Meet Jared and Michele.
He is a Chef, she is a retail clerk. They are my good friends I had the opportunity to spend four days with them recently on a mini-vacation at their home in Morro Bay, California. Their claim to fame? They are possibly the most content people I know.
Their Facebook posts are always positive. They will sit and tell you how wonderful they have it. They offer their food and hospitality without reservation, and always make sure you take something home that they “picked up in town” because it reminded them of you.
The only reason this might seem out of the ordinary is because they live in a small motorhome at a state campground where they are hosts.
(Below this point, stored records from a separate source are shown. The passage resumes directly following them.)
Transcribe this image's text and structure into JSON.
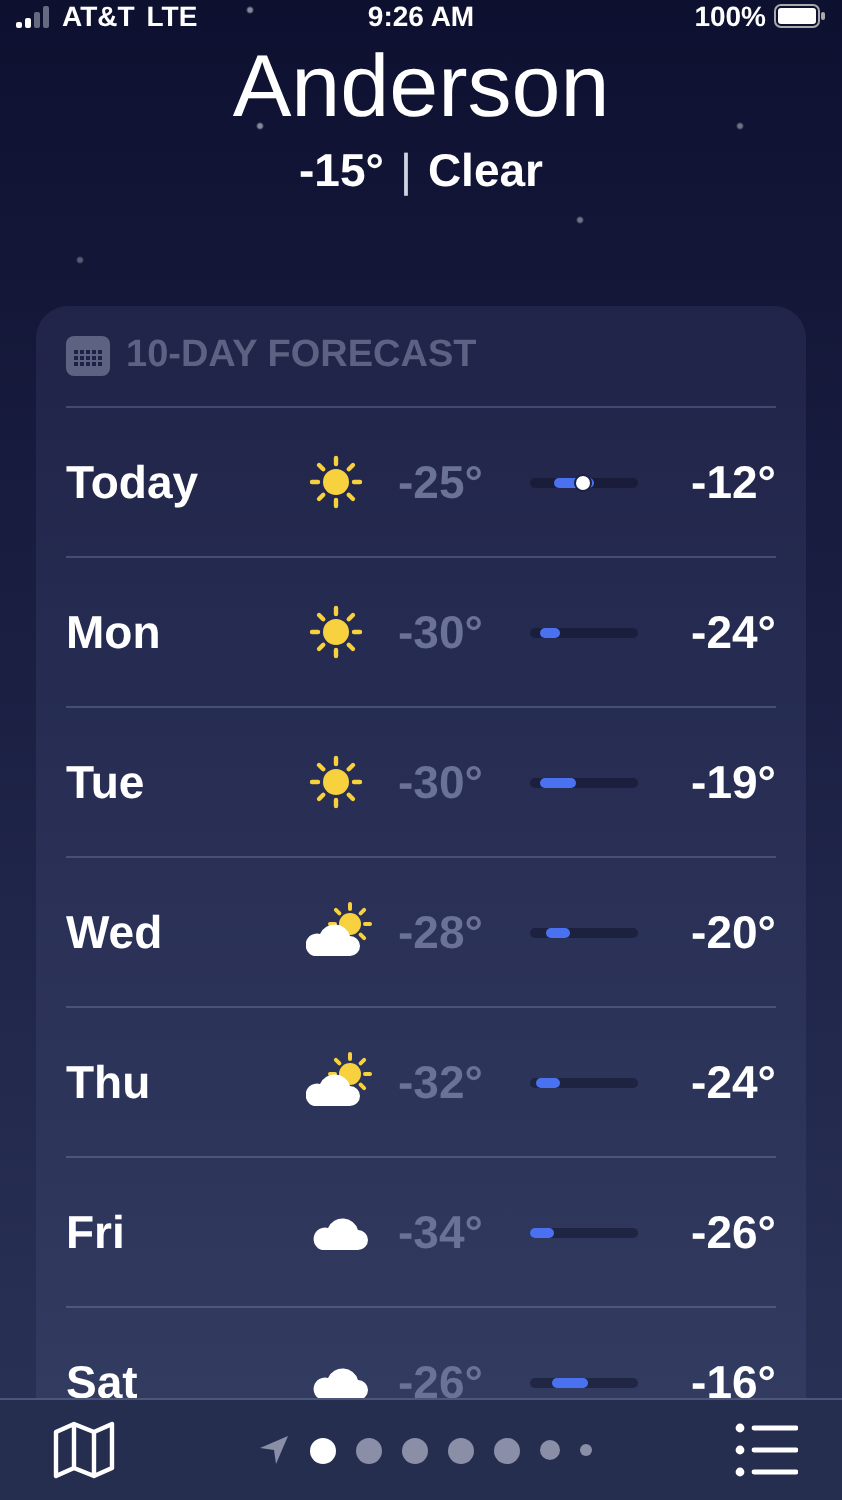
{
  "status_bar": {
    "carrier": "AT&T",
    "network": "LTE",
    "time": "9:26 AM",
    "battery": "100%"
  },
  "location": {
    "city": "Anderson",
    "temperature": "-15°",
    "separator": "|",
    "condition": "Clear"
  },
  "forecast": {
    "title": "10-DAY FORECAST",
    "days": [
      {
        "day": "Today",
        "kind": "sun",
        "low": "-25°",
        "high": "-12°",
        "level": 0.37,
        "now_marker": true
      },
      {
        "day": "Mon",
        "kind": "sun",
        "low": "-30°",
        "high": "-24°",
        "level": 0.18,
        "now_marker": false
      },
      {
        "day": "Tue",
        "kind": "sun",
        "low": "-30°",
        "high": "-19°",
        "level": 0.33,
        "now_marker": false
      },
      {
        "day": "Wed",
        "kind": "partly_cloudy",
        "low": "-28°",
        "high": "-20°",
        "level": 0.22,
        "now_marker": false
      },
      {
        "day": "Thu",
        "kind": "partly_cloudy",
        "low": "-32°",
        "high": "-24°",
        "level": 0.22,
        "now_marker": false
      },
      {
        "day": "Fri",
        "kind": "cloud",
        "low": "-34°",
        "high": "-26°",
        "level": 0.22,
        "now_marker": false
      },
      {
        "day": "Sat",
        "kind": "cloud",
        "low": "-26°",
        "high": "-16°",
        "level": 0.33,
        "now_marker": false
      }
    ]
  },
  "pages": [
    {
      "kind": "location",
      "selected": false
    },
    {
      "kind": "dot",
      "selected": true
    },
    {
      "kind": "dot",
      "selected": false
    },
    {
      "kind": "dot",
      "selected": false
    },
    {
      "kind": "dot",
      "selected": false
    },
    {
      "kind": "dot",
      "selected": false
    },
    {
      "kind": "small_dot",
      "selected": false
    },
    {
      "kind": "tiny_dot",
      "selected": false
    }
  ]
}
Because they are camp hosts they have access to firewood. They are hooked up to running water and electricity, but don’t buy propane very often because they grill over an open fire. Hot water for washing dishes or cleaning is heated over the fire as well. Cleaning up is done at the campground showers. Communication is on basic cell phones with prepaid cards. Wi-fi is sporadic at best. Their secondary vehicle is currently not running. Jared spends two to four hours a day selling firewood and handling minor issues in exchange for the campsite and hookups. They both work part time to pay for food and other necessities. Since they work very close to the campsite they take public transportation to and from work.
Unlike almost everyone else I know, they actually enjoy their jobs. Within five minutes of conversation you will hear from them how beautiful life is. Michele will tell you how much happier they are now that they are somewhere “with oxygen in the air” as opposed to a big city. While I was there we hiked to the top of a large hill near the campground with a 100-mile view of the ocean and surrounding hills. “Welcome to my backyard” she said while smiling.
The work-spend treadmill is at best stressful. While I was with them I felt no tension or anger. It was beyond relaxing.
I realize it was a vacation. My personal challenge is to bring that peace back with me for inspiration. Our mission, fellow minimalists, is to find what we need to do to obtain that tranquility.
Consider that two people – younger than me, by the way – can find peace and harmony under conditions most of society would deem rough at best. Now think about all the clutter and “stuff” you have polluting your lives. All the bills, all the commitments, all the pressures. I always preach that you should eliminate the things you don’t need. Now I’m starting to believe that, just maybe, you should eliminate some things you do need.